A group of children splash around a pond in the sunshine. It is, at first, idyllic. The children appear to have an innate understanding of the natural world, showing an energy full of independence and self-sufficiency.
However, in just a few more minutes, the camera follows them back to their ramshackle shelter. Trash is everywhere. A small child chews then discards a piece of plastic. Pigeons and other animals wander in and out of the home.
Perhaps life isn’t the idyll first presented?
ACASA, MY HOME Follows a Romanian Family’s Eviction from Countryside to City
This juxtaposition is at the heart of Acasa, My Home, a documentary from Romania directed by Radu Ciorniciuc. It tells the story of a family of nine children who are forced to abruptly change their lifestyle when the natural area they lived in for twenty years, the Bucharest Delta, is turned into a park. Told without narration, the documentary instead relies on images that let the audience try to make sense of the situation.
Despite the film’s synopsis, which describes the family as living “in perfect harmony with nature,” the reality appears to be very different. We see the family burning trash and nearly igniting a forest fire. We also see that the patriarch is in ill-health, and not taking proper health precautions, among other familial issues.
However, a move into the big city of Bucharest may not be the answer. After being evicted from the park lands, the family is set up in an apartment where they face regular battles with Romanian social services. We see a family living in cramped conditions, needing to be taught how to separate garbage and do laundry.
Many other symbolic shots follow: the family bathing in a city fountain. The children fishing in an urban irrigation canal. But we also see the face of a grinning child as he is sheared of his long, dirty hair and given a trim new look.
There is much to take in, and much to discuss in Acasa, My Home, in this writer’s view. There are no easy answers, but a lot of compassion in this portrayal of a Romanian family’s odyssey. You, like this writer, will likely agree that the humanity and empathy that seems to drive the making of this film makes it a standout. But also it has a powerful impact for the very reason that it does not tell viewers what to think, but rather provides access and imagery that forms a complex portrait of a family in a time of change.
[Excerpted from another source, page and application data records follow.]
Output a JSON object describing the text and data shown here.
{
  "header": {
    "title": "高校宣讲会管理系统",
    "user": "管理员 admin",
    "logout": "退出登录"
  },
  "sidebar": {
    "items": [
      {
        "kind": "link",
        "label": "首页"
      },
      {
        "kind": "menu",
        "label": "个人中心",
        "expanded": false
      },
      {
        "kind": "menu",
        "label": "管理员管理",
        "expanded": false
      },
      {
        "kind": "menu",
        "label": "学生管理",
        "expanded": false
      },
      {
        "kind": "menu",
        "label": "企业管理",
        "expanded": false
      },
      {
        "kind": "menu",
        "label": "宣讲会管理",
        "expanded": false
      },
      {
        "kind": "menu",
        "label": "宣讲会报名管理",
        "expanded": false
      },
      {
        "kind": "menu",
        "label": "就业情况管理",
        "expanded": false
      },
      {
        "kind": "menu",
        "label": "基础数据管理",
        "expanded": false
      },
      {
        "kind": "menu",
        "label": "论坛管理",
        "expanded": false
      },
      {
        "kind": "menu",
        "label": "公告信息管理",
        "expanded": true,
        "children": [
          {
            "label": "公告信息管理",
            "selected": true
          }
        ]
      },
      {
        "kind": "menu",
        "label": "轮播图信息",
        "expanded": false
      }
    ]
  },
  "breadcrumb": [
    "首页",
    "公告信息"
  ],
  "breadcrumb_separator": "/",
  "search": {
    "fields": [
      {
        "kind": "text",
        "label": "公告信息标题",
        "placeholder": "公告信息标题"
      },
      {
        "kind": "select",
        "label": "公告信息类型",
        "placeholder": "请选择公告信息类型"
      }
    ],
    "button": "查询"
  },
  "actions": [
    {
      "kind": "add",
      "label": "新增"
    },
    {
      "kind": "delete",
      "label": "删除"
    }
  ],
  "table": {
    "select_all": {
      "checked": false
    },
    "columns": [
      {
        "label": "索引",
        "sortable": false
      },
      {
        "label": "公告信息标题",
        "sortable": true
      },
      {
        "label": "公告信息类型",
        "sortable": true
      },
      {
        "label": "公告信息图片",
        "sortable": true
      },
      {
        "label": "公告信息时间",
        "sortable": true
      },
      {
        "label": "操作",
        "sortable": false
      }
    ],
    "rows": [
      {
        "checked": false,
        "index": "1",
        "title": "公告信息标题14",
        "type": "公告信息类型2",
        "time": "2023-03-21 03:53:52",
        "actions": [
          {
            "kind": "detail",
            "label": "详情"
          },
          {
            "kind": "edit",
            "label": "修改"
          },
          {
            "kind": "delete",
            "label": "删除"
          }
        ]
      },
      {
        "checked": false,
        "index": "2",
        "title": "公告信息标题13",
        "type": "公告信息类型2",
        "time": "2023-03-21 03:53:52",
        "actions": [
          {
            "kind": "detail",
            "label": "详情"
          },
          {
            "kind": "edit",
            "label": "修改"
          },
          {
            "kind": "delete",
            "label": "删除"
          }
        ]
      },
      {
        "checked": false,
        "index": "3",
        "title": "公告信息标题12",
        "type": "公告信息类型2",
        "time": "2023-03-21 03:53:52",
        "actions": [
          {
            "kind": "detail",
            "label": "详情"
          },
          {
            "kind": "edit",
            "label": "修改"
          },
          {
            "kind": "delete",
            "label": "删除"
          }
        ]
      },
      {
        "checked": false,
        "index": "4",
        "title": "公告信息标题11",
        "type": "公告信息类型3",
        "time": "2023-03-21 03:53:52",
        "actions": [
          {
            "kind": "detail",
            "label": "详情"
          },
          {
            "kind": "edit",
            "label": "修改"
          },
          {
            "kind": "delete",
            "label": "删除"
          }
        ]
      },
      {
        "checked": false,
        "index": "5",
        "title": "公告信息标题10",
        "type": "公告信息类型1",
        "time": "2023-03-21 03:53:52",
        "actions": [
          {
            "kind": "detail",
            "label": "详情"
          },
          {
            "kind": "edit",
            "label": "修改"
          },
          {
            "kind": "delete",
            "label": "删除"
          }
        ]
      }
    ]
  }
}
Acasa, My Home will likely be enjoyed by any viewer prepared to have no easy answers, but ready to accept that life is complex, contradictory, but sometimes full of beauty.
Director: Radu Ciorniciuc
For more information or to view the film please visit the Amazon web page for ACASA, MY HOME.
Poster image courtesy of Gene Siskel Film Center
About the Author: Ryan Davis
Ryan Davis (@indieartsvoice) is a film publicist and communications professional with over ten years experience in the film industry and arts marketing. She is co-founder and Principal at Smarthouse Creative. Named by Media Inc. as one of Washington State's most influential women in film, TV, and media, Ryan has worked with outlets ranging from CNN and The New York Times, to community newspapers and local radio. She has worked in almost every aspect of the film business--from production and festivals to distribution, exhibition and sales.
Ryan worked for Arab Film Distribution/Typecast Films where she was part of the production and release of the Academy Award-nominated Iraq in Fragments. She has worked for a variety of nonprofit arts groups and organizations, including heading the marketing departments for Northwest Film Forum and Northwest Folklife, and was the assistant director of Couch Fest Films from 2010-2014. Ryan was on the jury for the International Documentary Challenge for 2012-3, and a juror for the 2015 Seattle Shorts Festival. Ryan currently sits on the board of The Grand Cinema in Tacoma, WA.